With Lega Pro, things look quite different. If, as mentioned, rounds A and B are still in contention, in round C Catanzaro has crushed the competition with a 16-point lead over second place and an unassailable dominance. The Calabrian team deservedly achieved a success that seemed to be a foregone conclusion at the beginning of the year, breaking a curse that seemed impossible to bend, as in previous years they had always been on the verge of winning the championship but then missed out on promotion. It took a near-perfect season, playing almost more against records than opponents, to achieve the desired result.

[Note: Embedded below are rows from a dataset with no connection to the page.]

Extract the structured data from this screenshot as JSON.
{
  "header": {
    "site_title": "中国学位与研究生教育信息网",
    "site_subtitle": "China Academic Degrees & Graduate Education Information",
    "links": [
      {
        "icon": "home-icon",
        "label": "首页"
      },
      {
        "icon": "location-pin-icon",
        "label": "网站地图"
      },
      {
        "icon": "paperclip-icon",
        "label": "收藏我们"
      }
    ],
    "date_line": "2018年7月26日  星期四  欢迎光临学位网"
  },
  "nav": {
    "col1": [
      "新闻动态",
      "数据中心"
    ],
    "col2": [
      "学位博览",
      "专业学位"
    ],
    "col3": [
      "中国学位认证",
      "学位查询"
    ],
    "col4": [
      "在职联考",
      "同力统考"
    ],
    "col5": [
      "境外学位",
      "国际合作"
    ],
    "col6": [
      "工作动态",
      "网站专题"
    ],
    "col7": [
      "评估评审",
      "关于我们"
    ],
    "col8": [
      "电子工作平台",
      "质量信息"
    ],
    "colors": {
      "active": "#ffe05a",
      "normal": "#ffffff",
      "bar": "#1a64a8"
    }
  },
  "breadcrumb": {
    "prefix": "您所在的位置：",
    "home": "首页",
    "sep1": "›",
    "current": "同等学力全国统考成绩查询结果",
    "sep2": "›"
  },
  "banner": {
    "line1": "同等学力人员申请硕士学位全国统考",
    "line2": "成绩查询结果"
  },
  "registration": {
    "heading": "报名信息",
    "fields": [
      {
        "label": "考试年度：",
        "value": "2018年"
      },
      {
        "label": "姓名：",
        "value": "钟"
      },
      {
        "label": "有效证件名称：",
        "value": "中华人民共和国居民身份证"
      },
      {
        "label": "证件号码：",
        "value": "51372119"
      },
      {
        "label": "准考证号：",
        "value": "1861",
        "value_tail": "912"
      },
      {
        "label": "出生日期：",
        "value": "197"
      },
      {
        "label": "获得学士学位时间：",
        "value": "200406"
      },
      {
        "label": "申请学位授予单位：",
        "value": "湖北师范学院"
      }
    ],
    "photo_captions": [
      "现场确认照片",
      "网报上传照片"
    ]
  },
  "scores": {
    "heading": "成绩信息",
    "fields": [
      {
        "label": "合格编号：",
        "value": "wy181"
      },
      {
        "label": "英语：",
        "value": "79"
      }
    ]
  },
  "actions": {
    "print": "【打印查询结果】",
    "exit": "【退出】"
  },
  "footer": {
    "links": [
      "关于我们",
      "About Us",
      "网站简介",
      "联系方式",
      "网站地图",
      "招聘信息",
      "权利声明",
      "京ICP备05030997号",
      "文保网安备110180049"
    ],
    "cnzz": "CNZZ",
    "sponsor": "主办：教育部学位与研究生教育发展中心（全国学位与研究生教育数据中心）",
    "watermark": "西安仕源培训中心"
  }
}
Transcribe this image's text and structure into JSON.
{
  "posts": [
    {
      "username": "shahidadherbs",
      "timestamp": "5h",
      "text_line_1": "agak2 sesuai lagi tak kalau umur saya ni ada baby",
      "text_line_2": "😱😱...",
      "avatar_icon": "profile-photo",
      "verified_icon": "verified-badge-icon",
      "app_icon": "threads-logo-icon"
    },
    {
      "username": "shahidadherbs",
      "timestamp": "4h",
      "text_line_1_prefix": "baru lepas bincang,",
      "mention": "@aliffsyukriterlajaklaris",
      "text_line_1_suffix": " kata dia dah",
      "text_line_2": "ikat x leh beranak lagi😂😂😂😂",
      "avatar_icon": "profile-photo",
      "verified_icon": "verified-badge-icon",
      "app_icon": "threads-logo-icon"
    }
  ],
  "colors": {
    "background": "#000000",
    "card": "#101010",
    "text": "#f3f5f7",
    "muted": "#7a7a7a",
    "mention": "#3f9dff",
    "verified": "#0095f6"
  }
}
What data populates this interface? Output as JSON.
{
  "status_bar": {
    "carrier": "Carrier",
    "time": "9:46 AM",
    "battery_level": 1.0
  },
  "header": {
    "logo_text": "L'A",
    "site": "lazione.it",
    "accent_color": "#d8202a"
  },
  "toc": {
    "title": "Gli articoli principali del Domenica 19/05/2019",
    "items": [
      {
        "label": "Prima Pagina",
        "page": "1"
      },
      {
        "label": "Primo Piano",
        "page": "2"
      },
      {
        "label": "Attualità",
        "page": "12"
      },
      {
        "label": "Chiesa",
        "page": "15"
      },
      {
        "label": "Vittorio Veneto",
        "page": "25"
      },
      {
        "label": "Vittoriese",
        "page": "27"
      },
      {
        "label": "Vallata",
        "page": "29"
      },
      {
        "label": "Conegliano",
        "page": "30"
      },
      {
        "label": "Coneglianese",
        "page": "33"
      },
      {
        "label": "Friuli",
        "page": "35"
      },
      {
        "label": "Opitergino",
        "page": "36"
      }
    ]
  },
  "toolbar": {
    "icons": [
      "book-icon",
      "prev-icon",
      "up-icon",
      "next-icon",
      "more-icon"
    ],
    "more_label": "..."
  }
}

The inscription on the inside of the jerseys made by Erreà for this season reads: 'Melior de Cinere Surgo' (I rise from the ashes) and like a phoenix from the ashes, the Rossoazzurri were reborn a week ago and officially returned to the professional ranks. Seventeen years after their last promotion, then to Serie A, and an endless bureaucratic process following the club's bankruptcy, which took place on 22 December 2021, Catania and its city are back and celebrating. A team that was late to the championship but shone nonetheless, proving unbeatable at home. Just like in the old days of Serie A, the Massimino became a fortress, a safe haven where the Sicilian side made their ascent, leaving little hope for anyone who stepped onto the pitch. A dominance comparable to that of Napoli and Catanzaro, which no one in Serie D can currently repeat. In short, Catania is starting to dream and a return to the professional ranks could be just the beginning.

A domination that, as we said, is a good sign for the development of Italian football, because as teams become more competitive, the technical and sporting level of all clubs also increases. The reasons for this unusual sporting year we are currently experiencing, in which teams from the centre-south are triumphing in every category, are many and do not represent a clear trend. In Serie A for example, for years we have been witnessing an economic and sporting decline of the most prestigious northern teams, the ones that usually were winning year after year, season after season. A decline that has allowed other teams that have come close to the title over the years to narrow the gap more and more, undermining and tilting the momentum of the championship. And in the economic emergency, the creativity and ingenuity of clubs more used to working in complicated conditions and finding diamonds in the rough are highlighted.

In the lower leagues, however, the key to interpretation is different. To find a championship without bankrupt clubs we have to go back to 1999, when, as I said, the current Lega Pro was split into two forms: C1 and C2. A butchering that mainly affected the southern teams, which were able to make a fresh start after years lawsuits in courts and the declassification that followed. It is therefore no coincidence that in recent seasons some historic clubs have been relegated to categories too small for their worth. Catania is the perfect example of this, as after bankruptcy the club managed a rebirth and the long-awaited promotion, following the unbridled passion of its supporters.